Devices running the infamous Android operating system have been a growing target amongst the world of malicious software and apps. Android, due to its openness and easy of sharing or spreading malicious apps, there are literally millions of devices around the world that are believed to be infected with some type of malware.
In the latest discovery of Android malware, it was found by Trend Micro that a creepy Baidu Chinese search engine site is offering an SDK (software development kit) that has allowed abuse to install backdoors on Android devices. Upon installing a Backdoor Trojan horse, affected devices would allow attackers to control the infected device and send HTTP requests to execute malicious commands.
We have witnessed firsthand many instances of attackers utilizing backdoors to infiltrate vulnerable computers in the past with much success in either collecting personal data or further infecting systems with aggressive malware threats.

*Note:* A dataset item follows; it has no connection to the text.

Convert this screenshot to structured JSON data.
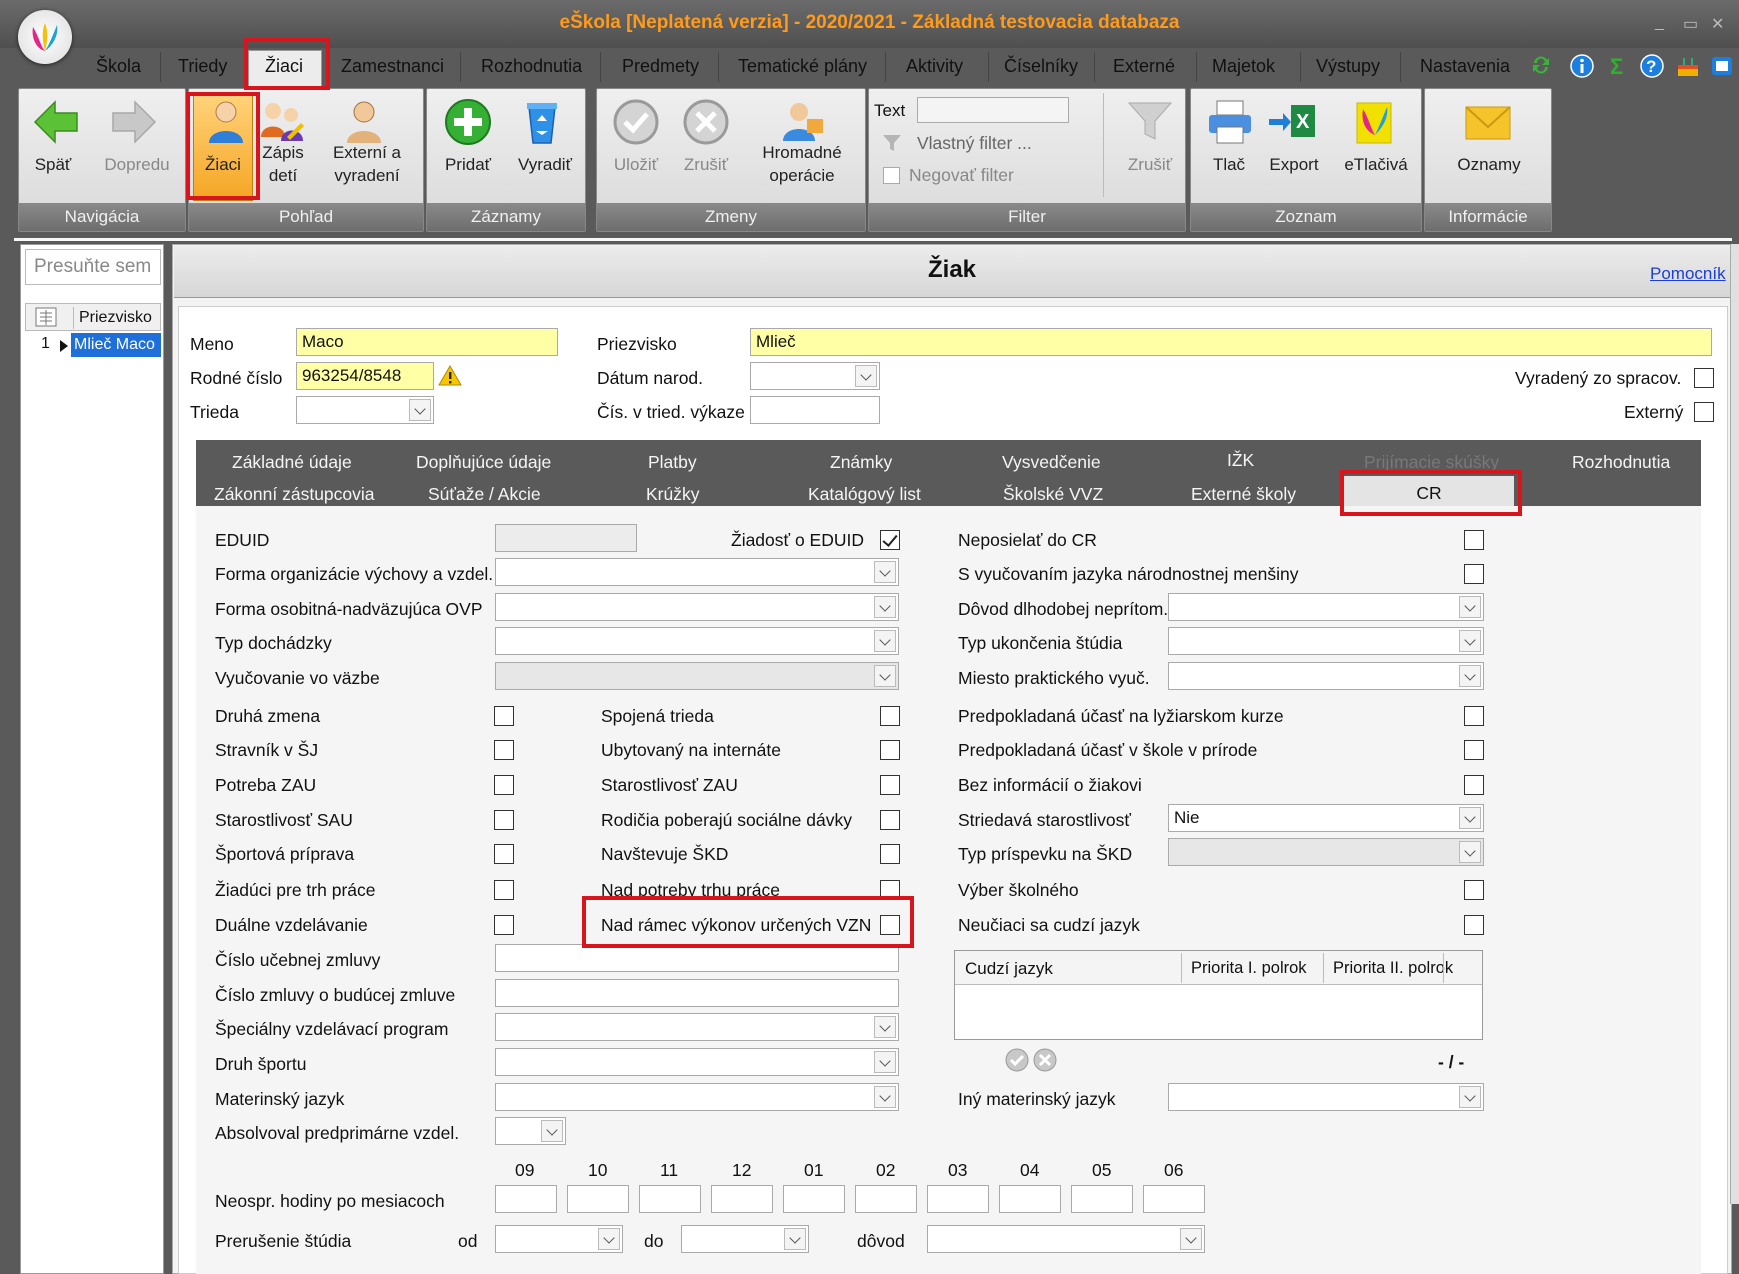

When it comes to Android devices, we see a new world that opens up to hundreds of millions of devices from smartphones to tablets that can be hacked to perform malicious and sometimes illegal actions over the internet. Think of a hacked Android device affected by the manipulated SDK to be a portal for hackers to carry out many dirty and deceitful activities that end-users of Android devices may ultimately be the responsible party.
What is being dubbed as the Moplus SDK, researchers have identified to be a kit that automatically launches on an HTTP server on an Android device while it runs in the background going unnoticed by the user. The control server that sends out commands to infected Android devices is currently telling devices to execute malicious commands using ports 6259 or 40310.
Researchers believe that nearly 100 million Android users are currently effected by the outbreak of the Moplus SDK making this an urgent matter to resolve.
Among the nearly endless list of things that the malicious Moplus SDK can do, there are quite some scary things that it could perform while residing on an Android smartphone or tablet. Among those items Moplus SDK can send SMS messages, make phone calls, get phone details, download files onto the infected device, upload files from the device, get a list of locally installed apps, secretly install other apps, and get the devices geolocation.
As far as the attackers targeting vulnerable Android devices, they would only need to scan a mobile network for the two ports, 6259 or 40310, which it primarily utilizes.
Baidu was brought to the light of the issue and has since removed some of the SDK's functionally stopping the Moplus SDK's ability to download and upload files, add new contacts, scan downloaded files, and scan for local apps.
Unfortunately, the Moplus SDK is not the first instance of a malicious SDK being exploited through a Chinese company. There have been other cases that involved SDKs that secretly stole SMS messages from Android devices and then uploaded them to a Chinese server. With the backlash of the Moplus SDK reaching as many as 100 million Android devices, there is a sense of urgency to put a stop to its spread.